Report how many lines in the records below contain the word "will". Nothing else belongs in the answer.

[Records from a dataset]
===============

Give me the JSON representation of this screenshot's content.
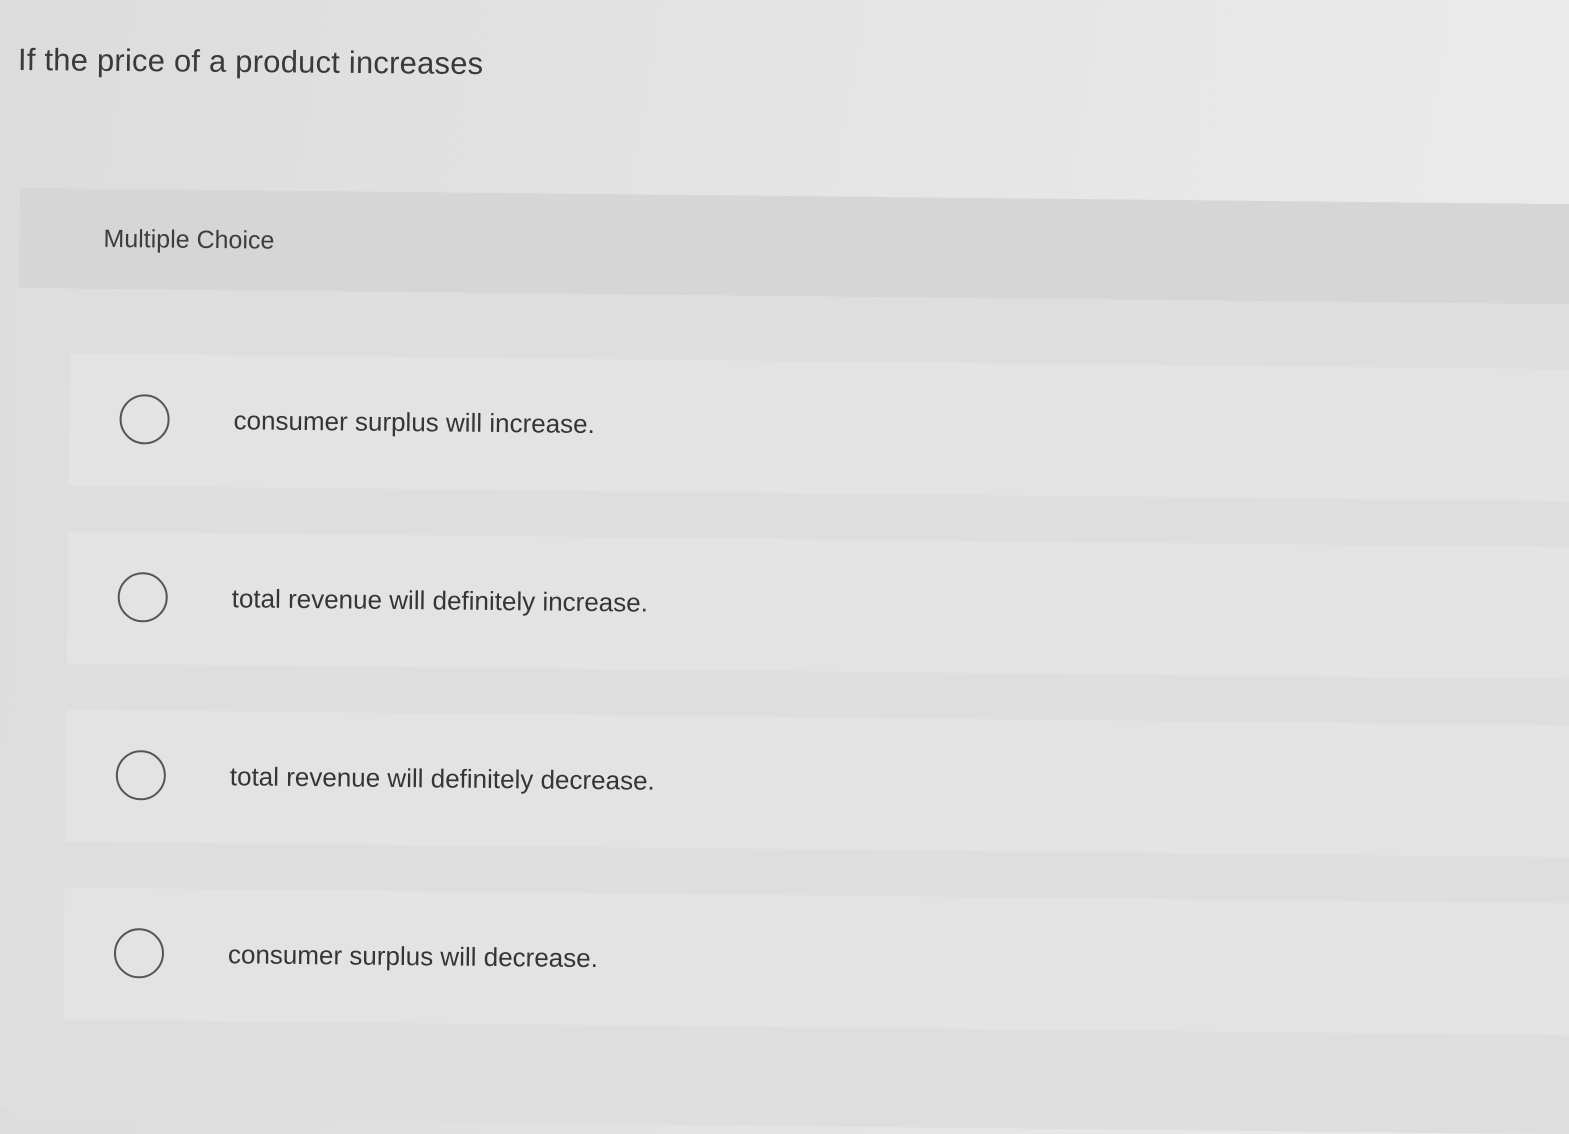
{
  "question": {
    "text": "If the price of a product increases"
  },
  "choices": {
    "type_label": "Multiple Choice",
    "options": [
      {
        "label": "consumer surplus will increase.",
        "selected": false
      },
      {
        "label": "total revenue will definitely increase.",
        "selected": false
      },
      {
        "label": "total revenue will definitely decrease.",
        "selected": false
      },
      {
        "label": "consumer surplus will decrease.",
        "selected": false
      }
    ]
  }
}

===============

Your response: 4